Goal of the exercise:
In the entries below, find the string "this" and return each line holding it.
(Beginning of Dataset extract)
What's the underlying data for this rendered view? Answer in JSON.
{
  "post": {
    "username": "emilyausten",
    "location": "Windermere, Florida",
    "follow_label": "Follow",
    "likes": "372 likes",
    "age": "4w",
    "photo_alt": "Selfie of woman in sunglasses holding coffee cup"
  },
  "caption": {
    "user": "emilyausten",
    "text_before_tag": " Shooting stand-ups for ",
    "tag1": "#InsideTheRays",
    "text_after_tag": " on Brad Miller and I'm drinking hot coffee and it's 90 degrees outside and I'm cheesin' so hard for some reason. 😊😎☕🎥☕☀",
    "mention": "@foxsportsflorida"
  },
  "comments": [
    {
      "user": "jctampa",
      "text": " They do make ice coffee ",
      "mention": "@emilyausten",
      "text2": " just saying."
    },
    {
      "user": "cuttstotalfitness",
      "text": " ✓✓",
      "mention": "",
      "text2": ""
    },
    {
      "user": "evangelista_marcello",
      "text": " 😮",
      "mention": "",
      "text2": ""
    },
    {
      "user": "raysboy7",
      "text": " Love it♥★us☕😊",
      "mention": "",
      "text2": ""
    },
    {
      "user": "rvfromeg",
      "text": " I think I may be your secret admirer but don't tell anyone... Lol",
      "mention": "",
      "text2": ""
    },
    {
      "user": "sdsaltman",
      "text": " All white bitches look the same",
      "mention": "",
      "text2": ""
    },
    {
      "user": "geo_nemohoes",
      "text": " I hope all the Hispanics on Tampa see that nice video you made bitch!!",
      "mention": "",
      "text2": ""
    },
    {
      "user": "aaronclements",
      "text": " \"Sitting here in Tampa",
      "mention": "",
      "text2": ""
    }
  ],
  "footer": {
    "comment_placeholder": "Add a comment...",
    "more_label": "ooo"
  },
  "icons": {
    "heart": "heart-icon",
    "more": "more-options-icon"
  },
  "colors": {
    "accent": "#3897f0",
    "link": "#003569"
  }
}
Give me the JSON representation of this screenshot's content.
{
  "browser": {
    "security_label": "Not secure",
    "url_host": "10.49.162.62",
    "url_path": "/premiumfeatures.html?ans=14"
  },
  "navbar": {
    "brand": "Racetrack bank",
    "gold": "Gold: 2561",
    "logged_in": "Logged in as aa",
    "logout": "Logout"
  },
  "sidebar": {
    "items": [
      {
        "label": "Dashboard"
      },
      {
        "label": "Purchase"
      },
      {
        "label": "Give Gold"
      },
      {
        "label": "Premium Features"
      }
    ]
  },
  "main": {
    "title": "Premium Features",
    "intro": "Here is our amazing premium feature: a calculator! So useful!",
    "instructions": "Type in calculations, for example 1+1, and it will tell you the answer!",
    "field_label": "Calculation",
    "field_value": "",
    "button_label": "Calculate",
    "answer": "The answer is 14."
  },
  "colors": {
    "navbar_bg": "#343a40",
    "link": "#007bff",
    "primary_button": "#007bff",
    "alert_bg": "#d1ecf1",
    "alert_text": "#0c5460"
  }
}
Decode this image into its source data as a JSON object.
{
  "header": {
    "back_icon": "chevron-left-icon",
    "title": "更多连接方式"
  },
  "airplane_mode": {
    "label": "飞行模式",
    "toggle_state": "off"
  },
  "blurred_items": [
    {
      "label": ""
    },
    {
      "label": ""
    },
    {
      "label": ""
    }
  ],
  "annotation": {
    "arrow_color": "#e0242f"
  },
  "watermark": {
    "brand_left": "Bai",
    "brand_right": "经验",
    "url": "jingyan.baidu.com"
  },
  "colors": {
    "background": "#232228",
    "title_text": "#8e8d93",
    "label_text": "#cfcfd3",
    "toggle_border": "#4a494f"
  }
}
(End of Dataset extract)
Expected answer:
What's the underlying data for this rendered view? Answer in JSON.
Give me the JSON representation of this screenshot's content.
Decode this image into its source data as a JSON object.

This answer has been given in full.